Taking Manhattan By Storm – uh…wait…The Storm That Took Manhattan
by Debra Chappell
View from my niece’s skyscraper office in New York City:
Mood Reading: ZZZZ’s (slept like a rock last night – still jet lagged so went to bed early and woke up late – after 3 cups of coffee – I’m almost back to my perky little self)
The weather forecast for New York City last week said “cloudy – chance of showers – and clearing by the end of the week”, so when my flight from Reno touched down last Tuesday, I wasn’t worried. I’d packed my brolly, had 2 pairs of knee high boots with me and when I got off the plane, the light drizzle was a welcome relief after the Nevada drought I’d just left.
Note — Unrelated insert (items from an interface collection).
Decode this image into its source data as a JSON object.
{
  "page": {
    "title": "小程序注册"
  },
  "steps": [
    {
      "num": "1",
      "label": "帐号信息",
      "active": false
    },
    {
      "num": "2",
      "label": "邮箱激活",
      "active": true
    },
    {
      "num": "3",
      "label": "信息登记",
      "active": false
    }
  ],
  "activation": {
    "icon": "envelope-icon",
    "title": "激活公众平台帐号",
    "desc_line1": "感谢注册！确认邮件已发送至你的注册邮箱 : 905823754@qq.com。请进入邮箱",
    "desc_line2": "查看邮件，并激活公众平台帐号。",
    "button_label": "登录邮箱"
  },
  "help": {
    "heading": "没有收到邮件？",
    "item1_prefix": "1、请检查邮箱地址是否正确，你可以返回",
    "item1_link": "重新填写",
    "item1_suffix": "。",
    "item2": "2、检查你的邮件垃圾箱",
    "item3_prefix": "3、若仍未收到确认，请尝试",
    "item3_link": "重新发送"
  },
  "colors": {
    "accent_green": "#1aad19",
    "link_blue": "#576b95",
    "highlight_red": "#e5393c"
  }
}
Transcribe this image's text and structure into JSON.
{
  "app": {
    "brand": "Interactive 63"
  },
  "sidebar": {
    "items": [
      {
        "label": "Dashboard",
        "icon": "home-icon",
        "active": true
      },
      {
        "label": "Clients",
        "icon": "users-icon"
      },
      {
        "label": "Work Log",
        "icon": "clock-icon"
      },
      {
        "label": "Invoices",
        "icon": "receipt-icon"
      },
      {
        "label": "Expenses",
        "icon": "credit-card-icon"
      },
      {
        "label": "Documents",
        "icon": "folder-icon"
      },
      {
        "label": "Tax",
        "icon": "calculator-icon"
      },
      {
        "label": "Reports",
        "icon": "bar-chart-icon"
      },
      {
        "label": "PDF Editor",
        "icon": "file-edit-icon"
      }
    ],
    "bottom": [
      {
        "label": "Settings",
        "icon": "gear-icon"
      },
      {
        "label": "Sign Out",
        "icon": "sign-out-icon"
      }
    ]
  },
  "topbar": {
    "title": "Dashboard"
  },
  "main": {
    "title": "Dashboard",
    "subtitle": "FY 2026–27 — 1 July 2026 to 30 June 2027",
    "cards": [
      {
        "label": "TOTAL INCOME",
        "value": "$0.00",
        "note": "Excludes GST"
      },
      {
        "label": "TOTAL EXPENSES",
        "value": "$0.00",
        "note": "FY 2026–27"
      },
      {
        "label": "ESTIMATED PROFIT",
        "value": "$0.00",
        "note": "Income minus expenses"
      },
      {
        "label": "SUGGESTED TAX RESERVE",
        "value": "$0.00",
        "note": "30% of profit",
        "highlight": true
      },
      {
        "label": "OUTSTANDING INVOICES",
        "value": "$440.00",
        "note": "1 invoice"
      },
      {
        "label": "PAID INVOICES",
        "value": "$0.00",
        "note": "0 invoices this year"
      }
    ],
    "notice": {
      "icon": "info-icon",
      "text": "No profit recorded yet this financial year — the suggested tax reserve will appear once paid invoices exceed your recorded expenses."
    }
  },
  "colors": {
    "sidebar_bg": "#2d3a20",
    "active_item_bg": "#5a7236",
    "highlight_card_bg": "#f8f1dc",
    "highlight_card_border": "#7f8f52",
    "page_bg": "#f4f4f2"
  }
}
Little did I know… I should have packed a snorkel (as my friend Cathy suggested.)
I was in the city to meet with my editor – an occasion I always look forward to, not only for it’s obvious practical and motivational benefit regarding my novel, but also for the great opportunity (read that ‘excuse’) to come to the city to see the sights, take in a Broadway show, devour the best chocolate lava cake you’ll find anywhere, and practice the art of *flanerie (*Translation: stomping around the city on foot – it’s a term I read in the New York Times in reference to strolling around the city of Paris – it somehow sounds much sexier than “stomping around” so I’ve adopted it and am now declaring myself an accomplished flaneur!)
I landed Tuesday evening and made my way to my hotel on the Upper West Side, just a few blocks from Central Park, a great neighborhood with lots of shops and restaurants to poke arou… er, flaneur – ize. I unpacked and immediately realized I’d left my cell phone charger at home.
“EGAD – tres catastrophe!!” I thought to myself, feeling every inch the vulnerable country bumpkin that I am.
“Ah non,” said the flaneur in me. “C’est non problemo!”
I Googled the nearest Apple store and hopped on the metro located right at the end of my block. I emerged a few stops later within steps of the biggest Apple store I’ve ever seen, several floors of mind-boggling technology and dozens of cheerful, mostly young, knowledgeable nerds to show you the way (and make you feel as ancient as a Roman Ruin, and decidedly as unhip — as only cheerful, young, hip techno savvy New York nerds can.) I felt like Dorothy in the Land of OZ. I soon was led to exactly what I needed (with nary an eye-roll) by a friendly young good looking fellow with the demeanor of a boy-scout helping grandma cross the road, who was only too happy to swipe my credit card into his cellphone – and cheerfully send me on my way.
And oh darn, what did my eyes happen upon as soon as I emerged from the world of Apple – as if I’d reached the end of the yellow brick road after all? But a 3-story Pottery Barn before me – oh my!! Now here’s a great opportunity for flanerie if ever there was one I reasoned, so
decided my Sauv. Blanc and dinner could wait (it was almost 8:00 p.m. by this time – but I rationalized it was only 5:00 Nevada time ) I had myself a good poke (to heck with flanerie – this required some serious shopping skill) and then high tailed it in the high winds to the safety of the underground to return to the ‘hood’ where I was staying.
I found a great noisy restaurant just up the block from my hotel and by the time I sat down and ordered my wine, realized exactly how hungry I was. The place was hopping and the maitre-d said the dining room was full, so I happily took a very small table in the bar where b.b. King was blaring and I had a birds-eye view of the locals mingling, greeting, slapping each other on the back, flirting, laughing, ribbing the bartender and in general, doing what folks do where everyone knows your name. Somehow I didn’t for one minute feel an outcast or the outsider, and the maitre-d kindly kept checking in on me. I had a great kale salad (kale salad must be the ‘in’ thing in NY – and since I love it, I was one happy flaneur. I ate it everywhere, at every restaurant I went to – prepared in a variety of ways) followed by roasted chicken with roasted veggies. It filled the void (deliciously if not very adventurously) and I flaneured around the neighborhood in the rain a bit afterwards to let it all settle and because I simply wasn’t tired.
Suitably satisfied, I finally turned in about 11:00pm, happy to have my iphone alarm at the ready, and looking forward to the following days meeting with my editor. I confess I didn’t fall asleep right away with the days colorful images still playing repeatedly in my mind.
As I finally drifted off I remember thinking to myself, “yep, we’re not in Kansas anymore, Toto….”
Next time: Part II – The Hood, The Editor Meeting, and those funky rubber boots….